EXERCISE DESCRIPTION
Set down every record below exactly as it stands.

(Dataset items)
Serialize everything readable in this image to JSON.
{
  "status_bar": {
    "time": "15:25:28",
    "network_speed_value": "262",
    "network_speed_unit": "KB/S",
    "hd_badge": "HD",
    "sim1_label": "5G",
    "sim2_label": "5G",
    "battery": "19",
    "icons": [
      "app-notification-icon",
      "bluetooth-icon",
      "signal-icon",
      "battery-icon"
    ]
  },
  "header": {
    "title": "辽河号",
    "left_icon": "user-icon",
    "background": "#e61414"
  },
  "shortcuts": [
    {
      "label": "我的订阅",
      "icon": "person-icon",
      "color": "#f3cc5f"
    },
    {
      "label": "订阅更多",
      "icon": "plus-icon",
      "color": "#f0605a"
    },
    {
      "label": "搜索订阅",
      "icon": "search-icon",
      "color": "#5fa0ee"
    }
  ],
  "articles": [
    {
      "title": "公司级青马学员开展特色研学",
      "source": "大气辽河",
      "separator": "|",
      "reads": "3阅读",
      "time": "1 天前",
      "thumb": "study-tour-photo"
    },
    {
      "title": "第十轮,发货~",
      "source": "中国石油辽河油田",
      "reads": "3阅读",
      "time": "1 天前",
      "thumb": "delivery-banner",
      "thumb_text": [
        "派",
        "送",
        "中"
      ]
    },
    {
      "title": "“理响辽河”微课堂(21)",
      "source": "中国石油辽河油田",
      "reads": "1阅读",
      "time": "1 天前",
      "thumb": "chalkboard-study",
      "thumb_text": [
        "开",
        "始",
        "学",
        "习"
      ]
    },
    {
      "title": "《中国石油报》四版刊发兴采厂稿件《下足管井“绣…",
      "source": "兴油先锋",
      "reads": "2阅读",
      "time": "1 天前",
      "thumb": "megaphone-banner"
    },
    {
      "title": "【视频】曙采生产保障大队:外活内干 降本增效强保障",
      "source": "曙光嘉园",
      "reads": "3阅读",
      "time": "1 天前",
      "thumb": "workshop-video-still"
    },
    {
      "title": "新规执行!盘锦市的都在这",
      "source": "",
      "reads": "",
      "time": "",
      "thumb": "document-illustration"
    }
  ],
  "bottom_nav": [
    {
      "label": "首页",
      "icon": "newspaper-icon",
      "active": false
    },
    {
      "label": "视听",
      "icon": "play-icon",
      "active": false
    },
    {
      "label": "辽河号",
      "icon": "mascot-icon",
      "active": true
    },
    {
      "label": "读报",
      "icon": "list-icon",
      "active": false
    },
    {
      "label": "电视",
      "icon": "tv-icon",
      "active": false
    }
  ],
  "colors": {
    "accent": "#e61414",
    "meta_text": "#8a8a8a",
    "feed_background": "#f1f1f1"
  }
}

SOLUTION TO THIS EXERCISE
Serialize everything readable in this image to JSON.
{
  "status_bar": {
    "time": "15:25:28",
    "network_speed_value": "262",
    "network_speed_unit": "KB/S",
    "hd_badge": "HD",
    "sim1_label": "5G",
    "sim2_label": "5G",
    "battery": "19",
    "icons": [
      "app-notification-icon",
      "bluetooth-icon",
      "signal-icon",
      "battery-icon"
    ]
  },
  "header": {
    "title": "辽河号",
    "left_icon": "user-icon",
    "background": "#e61414"
  },
  "shortcuts": [
    {
      "label": "我的订阅",
      "icon": "person-icon",
      "color": "#f3cc5f"
    },
    {
      "label": "订阅更多",
      "icon": "plus-icon",
      "color": "#f0605a"
    },
    {
      "label": "搜索订阅",
      "icon": "search-icon",
      "color": "#5fa0ee"
    }
  ],
  "articles": [
    {
      "title": "公司级青马学员开展特色研学",
      "source": "大气辽河",
      "separator": "|",
      "reads": "3阅读",
      "time": "1 天前",
      "thumb": "study-tour-photo"
    },
    {
      "title": "第十轮,发货~",
      "source": "中国石油辽河油田",
      "reads": "3阅读",
      "time": "1 天前",
      "thumb": "delivery-banner",
      "thumb_text": [
        "派",
        "送",
        "中"
      ]
    },
    {
      "title": "“理响辽河”微课堂(21)",
      "source": "中国石油辽河油田",
      "reads": "1阅读",
      "time": "1 天前",
      "thumb": "chalkboard-study",
      "thumb_text": [
        "开",
        "始",
        "学",
        "习"
      ]
    },
    {
      "title": "《中国石油报》四版刊发兴采厂稿件《下足管井“绣…",
      "source": "兴油先锋",
      "reads": "2阅读",
      "time": "1 天前",
      "thumb": "megaphone-banner"
    },
    {
      "title": "【视频】曙采生产保障大队:外活内干 降本增效强保障",
      "source": "曙光嘉园",
      "reads": "3阅读",
      "time": "1 天前",
      "thumb": "workshop-video-still"
    },
    {
      "title": "新规执行!盘锦市的都在这",
      "source": "",
      "reads": "",
      "time": "",
      "thumb": "document-illustration"
    }
  ],
  "bottom_nav": [
    {
      "label": "首页",
      "icon": "newspaper-icon",
      "active": false
    },
    {
      "label": "视听",
      "icon": "play-icon",
      "active": false
    },
    {
      "label": "辽河号",
      "icon": "mascot-icon",
      "active": true
    },
    {
      "label": "读报",
      "icon": "list-icon",
      "active": false
    },
    {
      "label": "电视",
      "icon": "tv-icon",
      "active": false
    }
  ],
  "colors": {
    "accent": "#e61414",
    "meta_text": "#8a8a8a",
    "feed_background": "#f1f1f1"
  }
}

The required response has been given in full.